While Sag Harbor may not be a famous regional art community like Provincetown, Sausalito, Taos (or obviously our very own Hamptons), it can be proud of its heritage as an important 17th and 18th century whaling village and its participation in the Revolutionary War. It’s that same history that gives Sag Harbor a unique look with its Main Street buildings and village houses, some dating from the 17th century and some from the Victorian era. It’s character that counts here. The fine arts galleries benefit greatly from this demeanor, unlike other South and North Fork towns.

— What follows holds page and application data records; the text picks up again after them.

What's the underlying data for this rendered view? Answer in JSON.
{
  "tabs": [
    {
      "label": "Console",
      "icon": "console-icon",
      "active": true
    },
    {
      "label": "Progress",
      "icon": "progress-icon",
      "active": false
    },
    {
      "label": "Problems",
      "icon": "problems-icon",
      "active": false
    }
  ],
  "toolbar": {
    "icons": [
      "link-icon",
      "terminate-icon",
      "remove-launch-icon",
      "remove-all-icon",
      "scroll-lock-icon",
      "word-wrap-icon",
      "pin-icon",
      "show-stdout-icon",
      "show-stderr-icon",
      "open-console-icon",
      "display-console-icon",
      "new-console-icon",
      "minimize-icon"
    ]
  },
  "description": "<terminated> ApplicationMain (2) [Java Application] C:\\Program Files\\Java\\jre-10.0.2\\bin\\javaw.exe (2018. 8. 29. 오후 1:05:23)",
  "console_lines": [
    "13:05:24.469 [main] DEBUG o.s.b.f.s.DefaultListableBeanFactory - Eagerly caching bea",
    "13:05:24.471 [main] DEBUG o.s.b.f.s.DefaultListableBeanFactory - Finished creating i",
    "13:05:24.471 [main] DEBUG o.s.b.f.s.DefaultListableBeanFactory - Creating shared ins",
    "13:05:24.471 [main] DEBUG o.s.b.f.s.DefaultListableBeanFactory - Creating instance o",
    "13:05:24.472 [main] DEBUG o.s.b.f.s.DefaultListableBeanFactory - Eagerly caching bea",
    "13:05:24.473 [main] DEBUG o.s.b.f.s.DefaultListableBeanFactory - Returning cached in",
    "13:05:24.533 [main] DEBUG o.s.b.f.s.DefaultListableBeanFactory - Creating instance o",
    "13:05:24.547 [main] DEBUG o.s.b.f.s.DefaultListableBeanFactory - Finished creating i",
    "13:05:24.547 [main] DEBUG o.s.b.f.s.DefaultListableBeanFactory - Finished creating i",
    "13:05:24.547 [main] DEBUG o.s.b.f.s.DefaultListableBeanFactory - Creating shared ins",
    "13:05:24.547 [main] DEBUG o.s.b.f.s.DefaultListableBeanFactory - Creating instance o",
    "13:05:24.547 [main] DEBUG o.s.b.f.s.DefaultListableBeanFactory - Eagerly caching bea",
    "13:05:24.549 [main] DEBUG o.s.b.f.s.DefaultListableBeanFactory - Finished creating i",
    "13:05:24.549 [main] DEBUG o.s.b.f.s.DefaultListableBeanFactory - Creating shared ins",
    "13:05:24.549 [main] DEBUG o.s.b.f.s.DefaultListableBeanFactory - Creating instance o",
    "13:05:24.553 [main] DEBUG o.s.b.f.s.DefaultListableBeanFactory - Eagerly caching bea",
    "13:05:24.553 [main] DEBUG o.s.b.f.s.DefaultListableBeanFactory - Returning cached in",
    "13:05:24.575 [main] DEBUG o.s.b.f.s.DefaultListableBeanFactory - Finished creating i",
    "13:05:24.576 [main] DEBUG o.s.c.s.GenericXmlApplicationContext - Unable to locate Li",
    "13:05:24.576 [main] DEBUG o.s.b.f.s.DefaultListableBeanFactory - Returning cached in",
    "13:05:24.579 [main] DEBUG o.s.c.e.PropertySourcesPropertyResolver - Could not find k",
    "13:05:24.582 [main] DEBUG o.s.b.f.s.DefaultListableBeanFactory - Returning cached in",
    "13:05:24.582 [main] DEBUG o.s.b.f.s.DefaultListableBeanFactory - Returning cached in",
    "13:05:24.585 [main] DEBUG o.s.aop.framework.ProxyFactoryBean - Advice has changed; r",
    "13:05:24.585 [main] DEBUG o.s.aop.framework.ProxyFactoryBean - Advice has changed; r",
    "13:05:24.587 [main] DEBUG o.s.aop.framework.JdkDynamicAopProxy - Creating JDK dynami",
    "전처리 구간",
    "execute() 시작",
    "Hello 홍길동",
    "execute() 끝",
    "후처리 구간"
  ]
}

Sag Harbor’s geography adds to the galleries’ charm: the surrounding water and marina; the side streets and back alleys; the yards filled with flowers and often sculpture, just perfect for an art opening. And yes, even climbing up to the second floor of a gallery space, with its twists and turns, is a pleasure. We’re not against “normal” art spaces, but it’s good to escape from the often sterile, large open spaces prevalent in other areas. Moreover, most Sag Harbor galleries are situated near each other. It makes for a cozy setting evoking little feelings of intimidation.
Sag Harbor’s gallery scene has other qualities besides physical ones, yet many of these exist in art communities everywhere. First, there’s a relatively high turnover in comings and goings: new galleries are established and others close up usually after less than five years. Gone forever are The Winter Tree, The Gallery and Merz. Delaney Cooke will be closing on September 6.
On a more positive note, this season welcomed the arrival of the Gail Schoentag Gallery (at Hampton and Jermain Streets, not in the village center), Winston Gallerie and Galleria Della Lupa. Each of these venues offers diversified styles. For example, the Schoentag presently features contemporary artists from Europe, like an animated, conceptual video by Irish-born Clare Langan and Florian Heinke’s expressionistic/surrealistic works from Germany. The Winston Gallerie also has contemporary pieces, including sculpture. Cubist-inspired paintings by Giancarlo Impiglia (who owns the venue) hang in Galleria Della Lupa.
Other more established galleries feature varied styles as well, including the Grenning, favoring old masters techniques, often by Ramiro, the Richard DeMato, often exhibiting narrative figurative portraiture and American Magic Realism. Tulla Booth shows different styles of photography. The 19-year-old establishment Romany Kramoris is the oldest venue exhibiting art, although it is not a fine arts gallery, per se. Owner Kramoris shows glass, jewelry, books and other objects, often hand-made. Her paintings by primitives—like Chris Engel and graphic novelist Jim Gingrich, for example—sometimes offer non-conventional worldviews.
The gallery directors/owners are equally diverse, considering their backgrounds. Many are professional artists themselves; a few are former businessmen and women. Regardless of the variations, however, we can say for sure that Sag Harbor galleries are alive and well.
“The Sag Harbor Fine Arts Scene” is brought to you by Phao restaurant in Sag Harbor. After strolling the galleries, you can visit Phao for fresh, modern Thai food at 29 Main Street or online at www.phaorestaurant.com.